As a result of these discussions, we launched updated controls. Key changes include: expanded guidance around external vulnerability reporting to protect bug hunters, and discouraging additional costs for access to basic security features – inline with CISA’s « Secure-by-Design » principles.

In 2022, we developed guidance on build process security based on SLSA, to reflect the importance of supply chain security and integrity.

From an organizational perspective, in the two years since launching, we’ve seen the community around MVSP continue to expand. The working group has grown to over 20 global members, helping to diversify voices and broaden expertise. We’ve also had the opportunity to present and discuss the program with a number of key groups, including an invitation to present at the United Nations International Computing Centre – Common Secure Conference.
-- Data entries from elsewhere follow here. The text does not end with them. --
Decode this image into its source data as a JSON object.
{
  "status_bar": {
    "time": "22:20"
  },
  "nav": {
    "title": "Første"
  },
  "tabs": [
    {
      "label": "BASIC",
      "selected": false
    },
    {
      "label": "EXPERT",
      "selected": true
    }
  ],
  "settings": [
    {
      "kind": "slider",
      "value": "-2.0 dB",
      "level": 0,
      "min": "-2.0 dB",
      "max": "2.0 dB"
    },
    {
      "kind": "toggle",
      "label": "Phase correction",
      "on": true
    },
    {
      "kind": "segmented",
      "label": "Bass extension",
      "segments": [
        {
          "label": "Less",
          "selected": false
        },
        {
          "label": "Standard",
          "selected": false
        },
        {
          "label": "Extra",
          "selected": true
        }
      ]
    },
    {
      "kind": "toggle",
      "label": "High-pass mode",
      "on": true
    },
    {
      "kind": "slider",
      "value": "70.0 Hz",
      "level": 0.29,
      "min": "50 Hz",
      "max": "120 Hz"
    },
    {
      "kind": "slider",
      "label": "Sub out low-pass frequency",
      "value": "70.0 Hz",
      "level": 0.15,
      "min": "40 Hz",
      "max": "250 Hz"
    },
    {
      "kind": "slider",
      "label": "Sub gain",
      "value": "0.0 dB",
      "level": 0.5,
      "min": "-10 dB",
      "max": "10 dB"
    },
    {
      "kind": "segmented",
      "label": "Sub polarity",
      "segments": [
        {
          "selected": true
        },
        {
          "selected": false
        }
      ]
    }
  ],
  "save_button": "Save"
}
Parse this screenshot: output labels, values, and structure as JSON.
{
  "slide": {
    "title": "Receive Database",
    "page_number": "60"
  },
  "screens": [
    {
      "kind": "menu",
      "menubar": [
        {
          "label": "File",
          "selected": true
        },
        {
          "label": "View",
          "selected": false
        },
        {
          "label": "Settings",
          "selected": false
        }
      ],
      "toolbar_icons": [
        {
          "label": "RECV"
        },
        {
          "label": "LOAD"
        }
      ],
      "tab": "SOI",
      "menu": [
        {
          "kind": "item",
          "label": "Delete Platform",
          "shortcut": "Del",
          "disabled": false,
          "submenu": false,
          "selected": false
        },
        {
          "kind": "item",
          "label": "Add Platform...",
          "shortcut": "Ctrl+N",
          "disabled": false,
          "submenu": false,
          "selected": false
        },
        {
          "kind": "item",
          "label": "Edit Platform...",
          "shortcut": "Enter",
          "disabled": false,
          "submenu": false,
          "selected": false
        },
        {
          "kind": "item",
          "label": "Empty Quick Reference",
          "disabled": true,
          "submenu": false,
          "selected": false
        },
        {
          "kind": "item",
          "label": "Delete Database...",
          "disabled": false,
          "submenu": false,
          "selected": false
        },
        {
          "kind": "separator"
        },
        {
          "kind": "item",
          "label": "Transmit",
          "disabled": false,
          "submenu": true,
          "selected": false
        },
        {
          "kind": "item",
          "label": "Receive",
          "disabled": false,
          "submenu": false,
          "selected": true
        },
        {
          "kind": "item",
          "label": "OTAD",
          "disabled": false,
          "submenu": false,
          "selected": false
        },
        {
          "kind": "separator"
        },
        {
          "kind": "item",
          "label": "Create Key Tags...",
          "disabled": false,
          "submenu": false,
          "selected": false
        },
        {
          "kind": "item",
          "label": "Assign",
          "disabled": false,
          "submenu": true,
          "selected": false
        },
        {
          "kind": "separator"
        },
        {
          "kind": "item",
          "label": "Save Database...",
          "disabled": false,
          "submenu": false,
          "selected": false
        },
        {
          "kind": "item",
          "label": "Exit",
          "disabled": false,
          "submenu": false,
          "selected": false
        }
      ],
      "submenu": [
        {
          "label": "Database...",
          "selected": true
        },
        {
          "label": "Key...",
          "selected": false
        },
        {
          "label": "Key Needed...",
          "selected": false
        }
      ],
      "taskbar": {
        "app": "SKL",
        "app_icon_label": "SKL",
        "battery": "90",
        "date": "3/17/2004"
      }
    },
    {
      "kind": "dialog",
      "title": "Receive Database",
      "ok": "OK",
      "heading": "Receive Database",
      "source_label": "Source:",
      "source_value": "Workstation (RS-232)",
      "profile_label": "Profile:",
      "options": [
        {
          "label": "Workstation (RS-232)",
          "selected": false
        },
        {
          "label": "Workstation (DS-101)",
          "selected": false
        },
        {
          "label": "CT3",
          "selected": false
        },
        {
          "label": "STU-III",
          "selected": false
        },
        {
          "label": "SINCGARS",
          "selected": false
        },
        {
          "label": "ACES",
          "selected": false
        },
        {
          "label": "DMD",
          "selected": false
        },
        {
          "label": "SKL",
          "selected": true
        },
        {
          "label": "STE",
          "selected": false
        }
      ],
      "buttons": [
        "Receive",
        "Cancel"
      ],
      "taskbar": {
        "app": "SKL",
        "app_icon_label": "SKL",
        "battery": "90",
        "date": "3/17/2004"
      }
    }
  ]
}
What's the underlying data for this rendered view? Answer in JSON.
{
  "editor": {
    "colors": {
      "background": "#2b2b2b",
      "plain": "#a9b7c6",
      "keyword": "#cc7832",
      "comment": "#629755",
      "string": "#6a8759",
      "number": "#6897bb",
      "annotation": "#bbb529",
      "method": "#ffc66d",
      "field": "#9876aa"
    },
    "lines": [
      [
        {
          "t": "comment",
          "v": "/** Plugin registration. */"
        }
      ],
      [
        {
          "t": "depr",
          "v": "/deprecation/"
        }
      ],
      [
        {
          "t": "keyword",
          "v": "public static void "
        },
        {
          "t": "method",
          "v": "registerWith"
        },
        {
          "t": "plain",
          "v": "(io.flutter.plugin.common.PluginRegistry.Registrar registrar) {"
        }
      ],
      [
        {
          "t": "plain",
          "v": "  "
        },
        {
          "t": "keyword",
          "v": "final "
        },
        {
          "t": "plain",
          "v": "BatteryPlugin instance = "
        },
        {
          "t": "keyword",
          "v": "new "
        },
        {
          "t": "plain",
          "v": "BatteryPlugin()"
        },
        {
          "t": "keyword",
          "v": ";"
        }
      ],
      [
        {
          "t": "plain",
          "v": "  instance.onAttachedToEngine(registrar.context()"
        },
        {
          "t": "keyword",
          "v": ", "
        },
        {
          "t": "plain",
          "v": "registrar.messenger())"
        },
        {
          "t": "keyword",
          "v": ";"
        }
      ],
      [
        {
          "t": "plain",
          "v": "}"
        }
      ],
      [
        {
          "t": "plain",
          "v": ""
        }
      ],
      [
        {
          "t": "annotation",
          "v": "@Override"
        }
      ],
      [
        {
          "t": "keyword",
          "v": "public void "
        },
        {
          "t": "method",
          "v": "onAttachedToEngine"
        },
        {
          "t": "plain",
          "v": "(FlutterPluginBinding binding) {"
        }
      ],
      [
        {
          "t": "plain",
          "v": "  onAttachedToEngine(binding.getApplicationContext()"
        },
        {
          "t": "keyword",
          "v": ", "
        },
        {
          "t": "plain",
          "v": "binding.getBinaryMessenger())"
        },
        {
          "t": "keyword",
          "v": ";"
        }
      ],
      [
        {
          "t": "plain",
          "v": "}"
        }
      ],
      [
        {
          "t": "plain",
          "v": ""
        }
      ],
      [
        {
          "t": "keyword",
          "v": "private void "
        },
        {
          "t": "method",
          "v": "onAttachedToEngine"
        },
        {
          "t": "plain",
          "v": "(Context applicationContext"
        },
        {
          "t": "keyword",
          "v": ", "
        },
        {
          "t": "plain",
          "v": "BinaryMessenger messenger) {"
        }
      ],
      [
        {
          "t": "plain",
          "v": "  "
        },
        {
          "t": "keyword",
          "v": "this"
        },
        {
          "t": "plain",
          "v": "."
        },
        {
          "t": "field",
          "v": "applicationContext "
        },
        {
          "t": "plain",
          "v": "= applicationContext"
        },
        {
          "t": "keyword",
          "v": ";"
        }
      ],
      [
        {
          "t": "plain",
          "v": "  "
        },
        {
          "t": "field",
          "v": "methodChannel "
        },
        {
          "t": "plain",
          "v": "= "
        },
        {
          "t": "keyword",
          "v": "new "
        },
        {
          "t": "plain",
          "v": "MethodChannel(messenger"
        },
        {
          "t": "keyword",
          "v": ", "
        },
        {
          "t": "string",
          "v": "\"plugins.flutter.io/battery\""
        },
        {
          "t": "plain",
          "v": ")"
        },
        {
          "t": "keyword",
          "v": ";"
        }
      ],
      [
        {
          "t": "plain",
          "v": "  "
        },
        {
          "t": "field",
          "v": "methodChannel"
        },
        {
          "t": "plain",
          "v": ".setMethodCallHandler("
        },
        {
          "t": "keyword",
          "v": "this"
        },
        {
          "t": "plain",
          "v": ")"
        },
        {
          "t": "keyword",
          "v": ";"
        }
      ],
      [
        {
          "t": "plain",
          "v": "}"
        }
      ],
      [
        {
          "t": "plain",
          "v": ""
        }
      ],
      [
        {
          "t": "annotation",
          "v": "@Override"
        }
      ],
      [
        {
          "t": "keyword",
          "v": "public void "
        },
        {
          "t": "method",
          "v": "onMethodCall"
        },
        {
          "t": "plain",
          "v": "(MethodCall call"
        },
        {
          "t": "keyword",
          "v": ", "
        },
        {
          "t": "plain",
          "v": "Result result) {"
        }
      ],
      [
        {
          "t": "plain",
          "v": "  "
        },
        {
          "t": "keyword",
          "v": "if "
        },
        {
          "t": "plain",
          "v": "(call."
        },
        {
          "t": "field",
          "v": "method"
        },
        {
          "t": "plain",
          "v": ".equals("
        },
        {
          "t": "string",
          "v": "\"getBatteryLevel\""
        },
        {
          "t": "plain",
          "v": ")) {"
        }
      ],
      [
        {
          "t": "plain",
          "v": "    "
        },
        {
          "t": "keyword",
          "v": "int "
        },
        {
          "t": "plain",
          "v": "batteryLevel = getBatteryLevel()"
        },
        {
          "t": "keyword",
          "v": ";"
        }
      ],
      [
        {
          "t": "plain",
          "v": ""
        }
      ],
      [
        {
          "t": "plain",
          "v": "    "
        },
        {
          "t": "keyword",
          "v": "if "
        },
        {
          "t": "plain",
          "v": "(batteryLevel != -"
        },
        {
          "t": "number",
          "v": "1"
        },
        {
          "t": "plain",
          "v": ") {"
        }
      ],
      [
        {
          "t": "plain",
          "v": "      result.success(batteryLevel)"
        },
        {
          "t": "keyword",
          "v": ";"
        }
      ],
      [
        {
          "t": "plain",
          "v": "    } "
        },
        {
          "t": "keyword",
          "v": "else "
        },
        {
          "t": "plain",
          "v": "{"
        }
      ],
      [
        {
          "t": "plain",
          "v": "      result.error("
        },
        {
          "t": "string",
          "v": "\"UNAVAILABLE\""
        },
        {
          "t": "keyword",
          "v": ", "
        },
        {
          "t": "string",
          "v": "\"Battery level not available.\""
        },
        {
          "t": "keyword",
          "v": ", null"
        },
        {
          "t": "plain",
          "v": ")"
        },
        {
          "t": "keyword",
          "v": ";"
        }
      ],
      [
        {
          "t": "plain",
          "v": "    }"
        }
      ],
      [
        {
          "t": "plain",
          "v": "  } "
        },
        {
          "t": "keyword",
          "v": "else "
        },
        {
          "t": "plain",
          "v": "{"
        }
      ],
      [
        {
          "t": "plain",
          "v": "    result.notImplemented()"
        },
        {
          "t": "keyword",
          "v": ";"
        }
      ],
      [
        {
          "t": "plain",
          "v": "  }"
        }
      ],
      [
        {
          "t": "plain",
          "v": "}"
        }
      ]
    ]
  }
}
Google at the UNICC conference in Valencia, Spain

How Google uses MVSP

Since its inception, Google has looked to integrate improvements to our own processes using MVSP as a template. Two years later, we can clearly see the impact through faster procurement processes, streamlined contract negotiations, and improved data-driven decision making.


After implementing MVSP into key areas of Google’s third-party life-cycle, we’ve observed a 68% reduction in the time required for third-parties to complete assessment process.

By embedding MVSP into select procurement processes, Google has increased data-driven decision making in earlier phases of the cycle.

Aligning our Information Protection Addendum’s safeguards with MVSP has significantly improved our third-party privacy and security risk management processes.

You use MVSP to enhance your software or procurement processes by reviewing some common use-cases and adopting them into your third-party risk management and/or contracting workflows .

What’s next?

We’re invested in helping the industry manage risk posture through continuous improvement, while increasing the minimum bar for product security across the industry.

By making MVSP available to the wider industry, we are helping to create a solid foundation for growing the maturity level of products and services. Google has benefited from driving security and safety improvements through the use of leveled sets of requirements. We expect the same to be true across the wider industry.

We’ve seen success, but there is still work to be done. Based on initial observations, as mentioned above, 48% of third-parties fail to meet two or more of the Minimum Viable Secure Product controls.

As an industry, we can’t stand still when it comes to product security. Help us raise the minimum bar for application security by adopting MVSP and ensuring we as an industry don’t accept anything less than a strong security baseline that works for the wider industry.


Google and the MVSP working group would like to thank those who have supported and contributed since its inception. If you’d like to get involved or provide feedback, please reach out.

Thank you to Chris John Riley, Gabor Acs-Kurucz, Michele Chubirka, Anna Hupa, Dirk Göhmann and Kaan Kivilcim from the Google MVSP Group for their contributions to this post.